Excerpts from an interface dataset
--- START ---
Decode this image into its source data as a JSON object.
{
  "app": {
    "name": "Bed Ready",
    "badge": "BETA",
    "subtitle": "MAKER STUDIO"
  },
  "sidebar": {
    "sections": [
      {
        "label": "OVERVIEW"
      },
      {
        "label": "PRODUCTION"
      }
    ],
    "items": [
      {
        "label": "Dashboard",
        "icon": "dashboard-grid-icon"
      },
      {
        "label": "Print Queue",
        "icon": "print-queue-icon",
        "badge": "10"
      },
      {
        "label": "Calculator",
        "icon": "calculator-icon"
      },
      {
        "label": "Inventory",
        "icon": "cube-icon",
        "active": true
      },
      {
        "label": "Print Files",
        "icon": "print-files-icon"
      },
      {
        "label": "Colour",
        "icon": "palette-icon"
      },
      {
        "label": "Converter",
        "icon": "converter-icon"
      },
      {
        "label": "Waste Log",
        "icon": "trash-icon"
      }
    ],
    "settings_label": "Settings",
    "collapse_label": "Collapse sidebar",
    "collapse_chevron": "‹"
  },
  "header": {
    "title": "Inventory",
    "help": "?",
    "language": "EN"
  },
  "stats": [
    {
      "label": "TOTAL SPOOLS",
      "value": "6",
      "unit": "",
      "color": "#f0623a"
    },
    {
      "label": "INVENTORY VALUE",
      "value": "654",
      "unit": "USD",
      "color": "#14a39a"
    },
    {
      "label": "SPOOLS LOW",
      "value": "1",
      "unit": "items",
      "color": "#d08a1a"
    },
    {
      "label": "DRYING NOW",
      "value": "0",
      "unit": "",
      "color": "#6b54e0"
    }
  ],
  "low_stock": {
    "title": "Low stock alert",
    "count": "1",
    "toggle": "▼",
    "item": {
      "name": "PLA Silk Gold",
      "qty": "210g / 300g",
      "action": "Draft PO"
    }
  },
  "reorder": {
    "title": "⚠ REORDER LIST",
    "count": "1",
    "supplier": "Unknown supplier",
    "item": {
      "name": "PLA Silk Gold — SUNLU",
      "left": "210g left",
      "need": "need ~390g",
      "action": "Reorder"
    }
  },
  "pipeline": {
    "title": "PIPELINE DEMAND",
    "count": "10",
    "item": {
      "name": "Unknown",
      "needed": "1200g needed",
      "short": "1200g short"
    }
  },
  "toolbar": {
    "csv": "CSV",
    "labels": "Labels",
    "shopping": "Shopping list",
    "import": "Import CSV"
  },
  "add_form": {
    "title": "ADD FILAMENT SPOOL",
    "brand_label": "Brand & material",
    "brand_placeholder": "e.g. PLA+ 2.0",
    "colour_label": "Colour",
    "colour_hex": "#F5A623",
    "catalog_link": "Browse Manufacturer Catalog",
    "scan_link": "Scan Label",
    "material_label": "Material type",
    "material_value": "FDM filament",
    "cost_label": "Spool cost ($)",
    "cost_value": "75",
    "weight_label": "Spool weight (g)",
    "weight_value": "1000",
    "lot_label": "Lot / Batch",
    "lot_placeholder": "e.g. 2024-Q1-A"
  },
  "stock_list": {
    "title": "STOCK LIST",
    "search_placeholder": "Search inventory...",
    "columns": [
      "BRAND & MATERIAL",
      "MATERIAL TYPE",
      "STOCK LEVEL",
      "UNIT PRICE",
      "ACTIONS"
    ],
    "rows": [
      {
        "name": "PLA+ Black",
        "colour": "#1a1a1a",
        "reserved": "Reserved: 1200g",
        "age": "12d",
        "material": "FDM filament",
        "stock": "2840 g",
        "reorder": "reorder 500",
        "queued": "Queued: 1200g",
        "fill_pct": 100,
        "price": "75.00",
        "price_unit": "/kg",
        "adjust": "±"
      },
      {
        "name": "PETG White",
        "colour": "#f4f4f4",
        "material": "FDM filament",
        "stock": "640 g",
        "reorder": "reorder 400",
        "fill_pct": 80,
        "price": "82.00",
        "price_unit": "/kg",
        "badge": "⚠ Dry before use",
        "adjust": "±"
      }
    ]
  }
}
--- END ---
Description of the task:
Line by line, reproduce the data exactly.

Answer below:
Decode this image into its source data as a JSON object.
{
  "app": {
    "name": "Bed Ready",
    "badge": "BETA",
    "subtitle": "MAKER STUDIO"
  },
  "sidebar": {
    "sections": [
      {
        "label": "OVERVIEW"
      },
      {
        "label": "PRODUCTION"
      }
    ],
    "items": [
      {
        "label": "Dashboard",
        "icon": "dashboard-grid-icon"
      },
      {
        "label": "Print Queue",
        "icon": "print-queue-icon",
        "badge": "10"
      },
      {
        "label": "Calculator",
        "icon": "calculator-icon"
      },
      {
        "label": "Inventory",
        "icon": "cube-icon",
        "active": true
      },
      {
        "label": "Print Files",
        "icon": "print-files-icon"
      },
      {
        "label": "Colour",
        "icon": "palette-icon"
      },
      {
        "label": "Converter",
        "icon": "converter-icon"
      },
      {
        "label": "Waste Log",
        "icon": "trash-icon"
      }
    ],
    "settings_label": "Settings",
    "collapse_label": "Collapse sidebar",
    "collapse_chevron": "‹"
  },
  "header": {
    "title": "Inventory",
    "help": "?",
    "language": "EN"
  },
  "stats": [
    {
      "label": "TOTAL SPOOLS",
      "value": "6",
      "unit": "",
      "color": "#f0623a"
    },
    {
      "label": "INVENTORY VALUE",
      "value": "654",
      "unit": "USD",
      "color": "#14a39a"
    },
    {
      "label": "SPOOLS LOW",
      "value": "1",
      "unit": "items",
      "color": "#d08a1a"
    },
    {
      "label": "DRYING NOW",
      "value": "0",
      "unit": "",
      "color": "#6b54e0"
    }
  ],
  "low_stock": {
    "title": "Low stock alert",
    "count": "1",
    "toggle": "▼",
    "item": {
      "name": "PLA Silk Gold",
      "qty": "210g / 300g",
      "action": "Draft PO"
    }
  },
  "reorder": {
    "title": "⚠ REORDER LIST",
    "count": "1",
    "supplier": "Unknown supplier",
    "item": {
      "name": "PLA Silk Gold — SUNLU",
      "left": "210g left",
      "need": "need ~390g",
      "action": "Reorder"
    }
  },
  "pipeline": {
    "title": "PIPELINE DEMAND",
    "count": "10",
    "item": {
      "name": "Unknown",
      "needed": "1200g needed",
      "short": "1200g short"
    }
  },
  "toolbar": {
    "csv": "CSV",
    "labels": "Labels",
    "shopping": "Shopping list",
    "import": "Import CSV"
  },
  "add_form": {
    "title": "ADD FILAMENT SPOOL",
    "brand_label": "Brand & material",
    "brand_placeholder": "e.g. PLA+ 2.0",
    "colour_label": "Colour",
    "colour_hex": "#F5A623",
    "catalog_link": "Browse Manufacturer Catalog",
    "scan_link": "Scan Label",
    "material_label": "Material type",
    "material_value": "FDM filament",
    "cost_label": "Spool cost ($)",
    "cost_value": "75",
    "weight_label": "Spool weight (g)",
    "weight_value": "1000",
    "lot_label": "Lot / Batch",
    "lot_placeholder": "e.g. 2024-Q1-A"
  },
  "stock_list": {
    "title": "STOCK LIST",
    "search_placeholder": "Search inventory...",
    "columns": [
      "BRAND & MATERIAL",
      "MATERIAL TYPE",
      "STOCK LEVEL",
      "UNIT PRICE",
      "ACTIONS"
    ],
    "rows": [
      {
        "name": "PLA+ Black",
        "colour": "#1a1a1a",
        "reserved": "Reserved: 1200g",
        "age": "12d",
        "material": "FDM filament",
        "stock": "2840 g",
        "reorder": "reorder 500",
        "queued": "Queued: 1200g",
        "fill_pct": 100,
        "price": "75.00",
        "price_unit": "/kg",
        "adjust": "±"
      },
      {
        "name": "PETG White",
        "colour": "#f4f4f4",
        "material": "FDM filament",
        "stock": "640 g",
        "reorder": "reorder 400",
        "fill_pct": 80,
        "price": "82.00",
        "price_unit": "/kg",
        "badge": "⚠ Dry before use",
        "adjust": "±"
      }
    ]
  }
}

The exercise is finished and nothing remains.